NEW YORK – INmune Bio said Monday that it has started enrolling metastatic castration-resistant prostate cancer patients into a second cohort in a clinical trial of its natural killer cell therapy, dubbed INKmune. 

Within the ongoing Phase I/II CaRe PC trial, Boca Raton, Florida-based INmune is studying INKmune as treatment for roughly 30 mCRPC patients who have previously received androgen deprivation therapy and at least one androgen receptor signaling inhibitor. Patients can't have received more than three prior treatments beyond androgen deprivation therapy. 

INKmune is designed to transform resting natural killer cells into memory-like natural killer cells, which can attack patients' tumors. The treatment involves infusing patients with cells from a human tumor cell line, which delivers priming signals to resting natural killer cells. These signals activate costimulatory molecules on the natural killer cells, making them better suited to bind to tumor cells, including those that are otherwise resistant to natural killer cell-mediated lysis. 

In its announcement on Monday, INmune said it successfully completed nine INKmune administrations in the outpatient setting within the first cohort in the trial. None of the patients who have received INKmune so far have experienced significant adverse events or required conditioning therapy, premedication, or cytokine support, according to the firm. 

INmune's primary goal in the CaRe PC trial is to evaluate INKmune's safety and tolerability and to determine the maximum tolerated dose. The firm is also tracking patients' objective response rates and overall survival on the treatment, among other outcomes. 

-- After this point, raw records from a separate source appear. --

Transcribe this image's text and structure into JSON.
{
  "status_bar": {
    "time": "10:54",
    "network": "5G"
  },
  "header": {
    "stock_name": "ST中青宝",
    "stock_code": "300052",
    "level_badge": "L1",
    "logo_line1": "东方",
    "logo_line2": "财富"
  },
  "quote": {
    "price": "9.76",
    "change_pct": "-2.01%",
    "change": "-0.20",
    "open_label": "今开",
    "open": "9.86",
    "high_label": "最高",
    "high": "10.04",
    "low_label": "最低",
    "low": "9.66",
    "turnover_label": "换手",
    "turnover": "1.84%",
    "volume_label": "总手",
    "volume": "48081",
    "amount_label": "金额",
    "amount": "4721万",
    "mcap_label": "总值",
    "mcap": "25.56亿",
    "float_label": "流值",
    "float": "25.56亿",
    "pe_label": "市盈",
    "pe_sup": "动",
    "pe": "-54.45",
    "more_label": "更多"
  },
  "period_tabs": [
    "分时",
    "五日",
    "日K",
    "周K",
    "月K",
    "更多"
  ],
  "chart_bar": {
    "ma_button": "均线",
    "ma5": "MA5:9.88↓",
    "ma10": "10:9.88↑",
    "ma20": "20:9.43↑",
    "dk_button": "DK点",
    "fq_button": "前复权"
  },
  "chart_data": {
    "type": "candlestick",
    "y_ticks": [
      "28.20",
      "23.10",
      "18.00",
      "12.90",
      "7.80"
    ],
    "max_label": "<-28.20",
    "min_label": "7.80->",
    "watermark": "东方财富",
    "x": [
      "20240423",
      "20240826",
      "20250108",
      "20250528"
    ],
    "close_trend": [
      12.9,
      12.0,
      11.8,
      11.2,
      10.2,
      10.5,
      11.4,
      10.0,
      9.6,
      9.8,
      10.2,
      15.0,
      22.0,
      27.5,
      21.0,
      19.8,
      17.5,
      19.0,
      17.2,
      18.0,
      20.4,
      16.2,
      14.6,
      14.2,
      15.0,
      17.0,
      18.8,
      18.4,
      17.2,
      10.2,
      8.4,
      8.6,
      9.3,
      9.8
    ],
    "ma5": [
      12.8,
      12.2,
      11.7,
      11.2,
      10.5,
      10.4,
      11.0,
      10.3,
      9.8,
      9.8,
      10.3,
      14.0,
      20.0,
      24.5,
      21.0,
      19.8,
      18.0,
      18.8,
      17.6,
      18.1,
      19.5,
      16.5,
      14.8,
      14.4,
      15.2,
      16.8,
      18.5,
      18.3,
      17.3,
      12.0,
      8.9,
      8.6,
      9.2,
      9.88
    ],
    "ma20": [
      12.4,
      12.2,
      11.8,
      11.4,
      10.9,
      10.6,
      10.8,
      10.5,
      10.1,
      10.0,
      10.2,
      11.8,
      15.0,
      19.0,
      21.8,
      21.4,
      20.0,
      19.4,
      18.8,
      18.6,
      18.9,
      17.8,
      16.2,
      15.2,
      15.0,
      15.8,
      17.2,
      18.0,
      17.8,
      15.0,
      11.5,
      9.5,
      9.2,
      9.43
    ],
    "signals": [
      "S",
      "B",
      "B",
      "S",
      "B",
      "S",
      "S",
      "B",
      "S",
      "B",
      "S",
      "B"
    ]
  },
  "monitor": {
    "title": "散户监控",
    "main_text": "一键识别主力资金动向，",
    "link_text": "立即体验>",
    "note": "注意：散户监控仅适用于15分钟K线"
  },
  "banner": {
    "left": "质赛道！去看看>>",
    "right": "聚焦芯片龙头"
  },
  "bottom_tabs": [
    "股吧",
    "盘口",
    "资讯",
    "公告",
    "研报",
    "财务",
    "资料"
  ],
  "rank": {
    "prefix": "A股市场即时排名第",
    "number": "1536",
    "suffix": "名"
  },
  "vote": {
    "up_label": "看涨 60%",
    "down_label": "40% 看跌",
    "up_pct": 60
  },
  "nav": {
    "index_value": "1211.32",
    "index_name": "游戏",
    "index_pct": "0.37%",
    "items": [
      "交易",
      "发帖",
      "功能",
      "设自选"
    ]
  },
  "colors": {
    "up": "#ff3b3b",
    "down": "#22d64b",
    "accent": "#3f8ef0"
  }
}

The firm is using Lantheus' radiolabeled prostate-specific membrane antigen (PSMA)-directed PET imaging agent Pylarify (piflufolastat F 18) to measure PSMA expression in patients' metastatic tumor lesions. INmune will also explore the relationship between patients' tumor responses and changes in circulating tumor DNA levels. 

INmune said it will advance INKmune into blinded, randomized, registration-directed trials based on the results of CaRe PC. 

"Given that prostate cancer has numerous resting NK cells in the tumor microenvironment that do not eliminate cancer, we believe that INKmune, by transforming the patient's NK cells into cancer-killing cells, could potentially be an optimal therapy for prostate cancer," INmune CSO Mark Lowdell said in a statement. 

INmune is also evaluating INKmune as a treatment for certain patients with myelodysplastic syndrome and acute myeloid leukemia. Beyond mCRPC and certain blood cancers, the firm believes INKmune could be used to treat various solid tumors with known natural killer cell resistance, including kidney, ovarian, lung, breast, and nasopharyngeal cancers.